The thing is, the ban was bogus all along. The no-foie law was loosely enforced, at best: As far as I know, only one restaurant owner—Doug Sohn of Hot Doug’s hot dog stand—was smacked with the $250 fine, and that for defiantly serving foie gras in the form of a liver-laced dog named after the law’s original sponsor, Joe Moore.
I was in Chicago last weekend, just two days before the ordinance was lifted, and spotted foie gras on menus across the city. “All we have to do is call is ‘faux gras’ or give it away 'for free' [and charge $20 for the accompanying toast points],” said one waiter at a well-known establishment, “and the city leaves us alone.”
Since the foie gras ban was enforced as heavily as traveling in the NBA (thank you, Dr. J), nothing really changes with its termination, and nobody really benefits, except for a few self-promoting restaurant owners (see above) and chefs who’ve craftily used the whole ordeal for free publicity. The most bizarre example: Chef Didier Durand, the ban’s most vocal opponent and a talking head in countless news accounts, posed outside of his restaurant holding—what?—his pet duck, Nicolai.

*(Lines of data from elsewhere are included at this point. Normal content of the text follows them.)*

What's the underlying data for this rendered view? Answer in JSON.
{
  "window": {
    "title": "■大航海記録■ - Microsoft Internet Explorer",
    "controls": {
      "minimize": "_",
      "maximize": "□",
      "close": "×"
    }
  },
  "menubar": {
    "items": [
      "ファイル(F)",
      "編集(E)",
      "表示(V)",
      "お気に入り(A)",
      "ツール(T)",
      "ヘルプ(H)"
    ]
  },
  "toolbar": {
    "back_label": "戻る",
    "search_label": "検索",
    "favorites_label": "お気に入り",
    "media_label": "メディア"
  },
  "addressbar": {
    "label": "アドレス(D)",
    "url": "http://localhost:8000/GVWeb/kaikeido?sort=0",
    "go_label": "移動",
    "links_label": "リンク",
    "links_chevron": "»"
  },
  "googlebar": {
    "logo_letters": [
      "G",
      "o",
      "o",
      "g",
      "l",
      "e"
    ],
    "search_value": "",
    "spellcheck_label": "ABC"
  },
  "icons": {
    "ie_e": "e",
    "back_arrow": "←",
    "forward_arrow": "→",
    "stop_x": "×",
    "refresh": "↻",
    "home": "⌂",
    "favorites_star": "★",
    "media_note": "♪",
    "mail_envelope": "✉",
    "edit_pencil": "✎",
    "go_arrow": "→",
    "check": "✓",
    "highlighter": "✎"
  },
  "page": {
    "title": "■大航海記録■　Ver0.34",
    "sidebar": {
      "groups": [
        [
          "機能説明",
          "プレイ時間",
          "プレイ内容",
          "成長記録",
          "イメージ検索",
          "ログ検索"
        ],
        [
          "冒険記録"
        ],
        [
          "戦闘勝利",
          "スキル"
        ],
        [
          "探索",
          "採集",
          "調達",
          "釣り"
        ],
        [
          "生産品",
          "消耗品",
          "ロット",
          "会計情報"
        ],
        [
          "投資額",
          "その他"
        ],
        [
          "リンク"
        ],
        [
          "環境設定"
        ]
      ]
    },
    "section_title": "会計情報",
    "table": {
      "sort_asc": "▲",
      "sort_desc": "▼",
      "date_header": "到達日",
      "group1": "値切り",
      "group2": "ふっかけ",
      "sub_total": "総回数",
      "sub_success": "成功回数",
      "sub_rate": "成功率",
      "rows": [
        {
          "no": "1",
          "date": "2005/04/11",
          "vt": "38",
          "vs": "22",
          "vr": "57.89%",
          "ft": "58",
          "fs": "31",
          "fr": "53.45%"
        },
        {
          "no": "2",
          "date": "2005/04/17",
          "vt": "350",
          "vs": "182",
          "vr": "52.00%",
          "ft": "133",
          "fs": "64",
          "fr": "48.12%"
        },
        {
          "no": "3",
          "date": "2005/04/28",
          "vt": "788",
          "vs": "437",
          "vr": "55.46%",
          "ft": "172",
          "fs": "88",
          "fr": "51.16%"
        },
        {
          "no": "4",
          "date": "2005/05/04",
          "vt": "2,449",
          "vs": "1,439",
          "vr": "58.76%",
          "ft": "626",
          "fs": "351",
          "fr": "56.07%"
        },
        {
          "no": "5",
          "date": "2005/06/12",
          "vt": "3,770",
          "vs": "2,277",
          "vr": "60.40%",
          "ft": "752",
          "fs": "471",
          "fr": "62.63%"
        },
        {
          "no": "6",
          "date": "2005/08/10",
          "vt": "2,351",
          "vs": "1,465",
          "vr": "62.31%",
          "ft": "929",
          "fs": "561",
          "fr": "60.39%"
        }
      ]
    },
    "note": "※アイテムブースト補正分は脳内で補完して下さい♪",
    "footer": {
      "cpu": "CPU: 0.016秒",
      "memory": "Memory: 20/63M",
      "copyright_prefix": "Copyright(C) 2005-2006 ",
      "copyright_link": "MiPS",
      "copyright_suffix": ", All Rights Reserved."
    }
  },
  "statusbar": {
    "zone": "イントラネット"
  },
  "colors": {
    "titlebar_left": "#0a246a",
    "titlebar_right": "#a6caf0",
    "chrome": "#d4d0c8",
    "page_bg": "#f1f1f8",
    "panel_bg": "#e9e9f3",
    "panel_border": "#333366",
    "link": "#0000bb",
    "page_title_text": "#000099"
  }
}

Nobody really benefits, but I can think of one duck who might want to file an appeal.